# ACTIVITY:
The answer must be every line of the records below that contains the word "Python".

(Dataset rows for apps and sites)
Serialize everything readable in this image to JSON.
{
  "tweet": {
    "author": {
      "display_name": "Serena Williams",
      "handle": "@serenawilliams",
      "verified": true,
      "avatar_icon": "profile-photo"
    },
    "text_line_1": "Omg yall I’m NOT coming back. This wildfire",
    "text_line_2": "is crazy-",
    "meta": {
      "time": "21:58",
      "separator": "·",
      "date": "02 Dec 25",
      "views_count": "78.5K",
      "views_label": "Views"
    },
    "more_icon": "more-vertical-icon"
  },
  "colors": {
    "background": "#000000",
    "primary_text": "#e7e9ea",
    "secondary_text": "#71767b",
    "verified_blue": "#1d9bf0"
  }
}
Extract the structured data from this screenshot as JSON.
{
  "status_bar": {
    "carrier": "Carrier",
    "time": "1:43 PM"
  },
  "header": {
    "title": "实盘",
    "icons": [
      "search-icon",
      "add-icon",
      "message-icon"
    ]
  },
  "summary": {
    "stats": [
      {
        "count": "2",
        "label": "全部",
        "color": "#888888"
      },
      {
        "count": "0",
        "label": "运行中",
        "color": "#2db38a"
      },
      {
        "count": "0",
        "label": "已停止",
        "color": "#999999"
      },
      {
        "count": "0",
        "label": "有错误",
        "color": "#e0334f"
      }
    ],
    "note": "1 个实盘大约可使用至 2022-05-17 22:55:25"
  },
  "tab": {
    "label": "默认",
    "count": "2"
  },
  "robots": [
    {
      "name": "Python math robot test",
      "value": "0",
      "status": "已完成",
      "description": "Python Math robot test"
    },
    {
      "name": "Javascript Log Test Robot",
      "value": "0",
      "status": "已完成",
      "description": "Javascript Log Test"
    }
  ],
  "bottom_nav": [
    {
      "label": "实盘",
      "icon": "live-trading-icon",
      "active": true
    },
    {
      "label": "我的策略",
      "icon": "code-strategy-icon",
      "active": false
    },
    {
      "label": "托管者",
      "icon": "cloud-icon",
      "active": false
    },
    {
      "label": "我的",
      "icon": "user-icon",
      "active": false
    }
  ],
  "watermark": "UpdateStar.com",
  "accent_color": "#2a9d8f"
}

# COMPLETED TASK:
      "name": "Python math robot test",
      "description": "Python Math robot test"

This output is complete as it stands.